▶ **Task to carry out**: The response must contain every line below in which "attacks" appears.

▶ **Input data**:
────────
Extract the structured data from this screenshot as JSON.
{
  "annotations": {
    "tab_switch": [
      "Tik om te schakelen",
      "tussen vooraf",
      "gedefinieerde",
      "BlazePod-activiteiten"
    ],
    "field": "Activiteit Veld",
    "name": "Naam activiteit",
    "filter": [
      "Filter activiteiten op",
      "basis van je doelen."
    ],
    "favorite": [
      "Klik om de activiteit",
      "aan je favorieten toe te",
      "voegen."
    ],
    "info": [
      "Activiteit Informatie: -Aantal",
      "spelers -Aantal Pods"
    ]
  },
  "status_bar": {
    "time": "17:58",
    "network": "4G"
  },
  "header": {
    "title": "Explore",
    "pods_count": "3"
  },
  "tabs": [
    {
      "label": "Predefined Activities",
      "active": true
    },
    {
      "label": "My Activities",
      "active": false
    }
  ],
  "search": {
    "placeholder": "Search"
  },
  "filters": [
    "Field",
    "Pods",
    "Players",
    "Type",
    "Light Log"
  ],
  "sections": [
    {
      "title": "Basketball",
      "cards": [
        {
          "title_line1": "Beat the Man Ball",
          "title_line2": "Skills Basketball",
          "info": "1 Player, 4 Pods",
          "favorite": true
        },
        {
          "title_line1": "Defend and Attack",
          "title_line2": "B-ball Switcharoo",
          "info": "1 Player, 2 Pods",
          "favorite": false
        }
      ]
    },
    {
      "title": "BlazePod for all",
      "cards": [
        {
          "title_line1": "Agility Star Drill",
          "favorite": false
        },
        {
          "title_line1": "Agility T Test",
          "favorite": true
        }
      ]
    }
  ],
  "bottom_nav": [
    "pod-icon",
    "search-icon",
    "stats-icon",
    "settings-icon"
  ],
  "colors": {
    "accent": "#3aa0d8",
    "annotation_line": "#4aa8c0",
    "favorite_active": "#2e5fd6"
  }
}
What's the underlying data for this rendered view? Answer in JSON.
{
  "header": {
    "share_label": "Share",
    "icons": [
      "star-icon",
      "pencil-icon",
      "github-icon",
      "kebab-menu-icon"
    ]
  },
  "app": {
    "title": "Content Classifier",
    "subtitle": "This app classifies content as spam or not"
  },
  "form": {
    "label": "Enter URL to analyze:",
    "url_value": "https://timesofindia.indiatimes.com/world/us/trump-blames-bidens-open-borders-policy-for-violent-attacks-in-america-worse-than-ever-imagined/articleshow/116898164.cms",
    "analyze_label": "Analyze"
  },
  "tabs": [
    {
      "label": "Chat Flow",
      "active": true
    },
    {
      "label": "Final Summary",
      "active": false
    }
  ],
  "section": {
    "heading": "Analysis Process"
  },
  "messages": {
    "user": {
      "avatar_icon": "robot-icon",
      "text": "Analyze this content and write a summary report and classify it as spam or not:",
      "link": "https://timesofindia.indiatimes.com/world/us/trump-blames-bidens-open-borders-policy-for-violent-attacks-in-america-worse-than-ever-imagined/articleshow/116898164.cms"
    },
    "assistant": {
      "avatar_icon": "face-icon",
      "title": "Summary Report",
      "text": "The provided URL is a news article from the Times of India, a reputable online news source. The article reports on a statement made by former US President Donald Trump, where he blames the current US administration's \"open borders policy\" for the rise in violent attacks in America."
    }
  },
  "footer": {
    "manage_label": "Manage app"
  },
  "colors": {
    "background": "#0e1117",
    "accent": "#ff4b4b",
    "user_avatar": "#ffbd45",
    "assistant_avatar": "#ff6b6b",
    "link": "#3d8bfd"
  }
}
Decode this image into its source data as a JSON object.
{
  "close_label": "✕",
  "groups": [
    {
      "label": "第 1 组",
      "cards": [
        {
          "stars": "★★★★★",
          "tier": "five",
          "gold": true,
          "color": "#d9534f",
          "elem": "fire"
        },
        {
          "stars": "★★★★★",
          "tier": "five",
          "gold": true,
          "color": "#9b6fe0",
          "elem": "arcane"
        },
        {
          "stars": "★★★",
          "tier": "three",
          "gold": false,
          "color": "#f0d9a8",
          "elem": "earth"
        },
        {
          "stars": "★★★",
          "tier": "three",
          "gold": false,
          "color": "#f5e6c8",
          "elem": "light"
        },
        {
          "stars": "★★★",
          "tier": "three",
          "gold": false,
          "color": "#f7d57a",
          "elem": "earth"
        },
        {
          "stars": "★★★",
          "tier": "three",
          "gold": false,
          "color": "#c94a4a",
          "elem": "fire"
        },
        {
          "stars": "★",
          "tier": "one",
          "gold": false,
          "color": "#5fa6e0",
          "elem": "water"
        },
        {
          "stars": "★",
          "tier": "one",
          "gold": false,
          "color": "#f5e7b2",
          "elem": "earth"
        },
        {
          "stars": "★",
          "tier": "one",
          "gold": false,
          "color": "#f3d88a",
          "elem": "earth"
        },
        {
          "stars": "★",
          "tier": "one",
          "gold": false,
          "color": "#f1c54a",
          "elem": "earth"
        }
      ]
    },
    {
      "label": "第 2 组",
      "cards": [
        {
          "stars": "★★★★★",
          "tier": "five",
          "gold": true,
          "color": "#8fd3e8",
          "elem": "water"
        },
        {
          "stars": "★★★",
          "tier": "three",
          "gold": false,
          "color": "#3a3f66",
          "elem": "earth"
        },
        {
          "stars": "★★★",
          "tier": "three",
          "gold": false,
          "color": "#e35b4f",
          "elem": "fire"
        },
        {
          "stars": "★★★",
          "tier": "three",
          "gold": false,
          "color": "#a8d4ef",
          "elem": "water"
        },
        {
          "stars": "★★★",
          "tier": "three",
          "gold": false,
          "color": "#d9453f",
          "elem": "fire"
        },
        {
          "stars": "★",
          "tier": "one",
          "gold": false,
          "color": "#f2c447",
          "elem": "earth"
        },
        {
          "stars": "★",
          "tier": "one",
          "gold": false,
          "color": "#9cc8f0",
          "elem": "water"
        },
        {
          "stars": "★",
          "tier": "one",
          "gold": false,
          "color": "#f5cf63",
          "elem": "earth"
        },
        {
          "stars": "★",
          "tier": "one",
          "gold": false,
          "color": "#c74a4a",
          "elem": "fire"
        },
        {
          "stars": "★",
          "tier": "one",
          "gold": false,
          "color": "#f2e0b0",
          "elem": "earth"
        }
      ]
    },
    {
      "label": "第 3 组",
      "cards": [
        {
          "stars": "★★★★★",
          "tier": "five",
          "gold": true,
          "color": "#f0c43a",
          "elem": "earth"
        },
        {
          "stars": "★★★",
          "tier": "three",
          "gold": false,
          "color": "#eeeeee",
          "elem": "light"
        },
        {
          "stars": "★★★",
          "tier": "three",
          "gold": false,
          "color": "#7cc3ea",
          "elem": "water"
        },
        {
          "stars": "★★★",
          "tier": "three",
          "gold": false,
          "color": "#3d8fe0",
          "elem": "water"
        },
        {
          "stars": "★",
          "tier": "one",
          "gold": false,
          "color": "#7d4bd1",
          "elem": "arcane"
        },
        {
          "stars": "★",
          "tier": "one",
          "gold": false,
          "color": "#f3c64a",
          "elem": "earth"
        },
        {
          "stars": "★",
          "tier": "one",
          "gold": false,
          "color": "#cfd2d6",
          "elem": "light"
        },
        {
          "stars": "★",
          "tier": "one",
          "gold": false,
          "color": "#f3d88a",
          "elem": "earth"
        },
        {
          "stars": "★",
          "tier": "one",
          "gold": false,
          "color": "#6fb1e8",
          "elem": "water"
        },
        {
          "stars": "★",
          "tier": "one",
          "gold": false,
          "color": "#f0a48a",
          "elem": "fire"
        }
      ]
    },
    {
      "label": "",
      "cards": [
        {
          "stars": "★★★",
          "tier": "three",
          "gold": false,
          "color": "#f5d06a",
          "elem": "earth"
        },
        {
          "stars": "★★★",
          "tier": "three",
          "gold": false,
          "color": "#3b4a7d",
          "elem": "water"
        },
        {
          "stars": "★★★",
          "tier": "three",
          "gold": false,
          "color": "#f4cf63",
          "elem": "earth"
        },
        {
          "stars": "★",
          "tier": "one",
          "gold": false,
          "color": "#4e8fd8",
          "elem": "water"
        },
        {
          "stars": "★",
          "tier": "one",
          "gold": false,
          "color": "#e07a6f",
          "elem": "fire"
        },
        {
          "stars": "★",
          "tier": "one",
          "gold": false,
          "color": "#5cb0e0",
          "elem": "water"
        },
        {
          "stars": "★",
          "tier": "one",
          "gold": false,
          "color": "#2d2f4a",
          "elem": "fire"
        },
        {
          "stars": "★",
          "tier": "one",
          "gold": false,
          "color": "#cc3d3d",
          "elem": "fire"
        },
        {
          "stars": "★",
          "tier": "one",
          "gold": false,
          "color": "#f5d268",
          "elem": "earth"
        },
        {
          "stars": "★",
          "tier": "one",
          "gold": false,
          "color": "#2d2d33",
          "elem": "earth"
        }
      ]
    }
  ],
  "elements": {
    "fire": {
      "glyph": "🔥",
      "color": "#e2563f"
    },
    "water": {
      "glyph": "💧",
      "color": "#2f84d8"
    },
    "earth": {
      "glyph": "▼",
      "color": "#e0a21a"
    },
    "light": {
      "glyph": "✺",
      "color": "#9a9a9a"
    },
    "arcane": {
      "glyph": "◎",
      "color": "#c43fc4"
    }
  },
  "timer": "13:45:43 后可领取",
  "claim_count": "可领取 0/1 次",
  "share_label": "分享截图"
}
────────
▶ **Solution to this task**:
    "url_value": "https://timesofindia.indiatimes.com/world/us/trump-blames-bidens-open-borders-policy-for-violent-attacks-in-america-worse-than-ever-imagined/articleshow/116898164.cms",
      "link": "https://timesofindia.indiatimes.com/world/us/trump-blames-bidens-open-borders-policy-for-violent-attacks-in-america-worse-than-ever-imagined/articleshow/116898164.cms"
      "text": "The provided URL is a news article from the Times of India, a reputable online news source. The article reports on a statement made by former US President Donald Trump, where he blames the current US administration's \"open borders policy\" for the rise in violent attacks in America."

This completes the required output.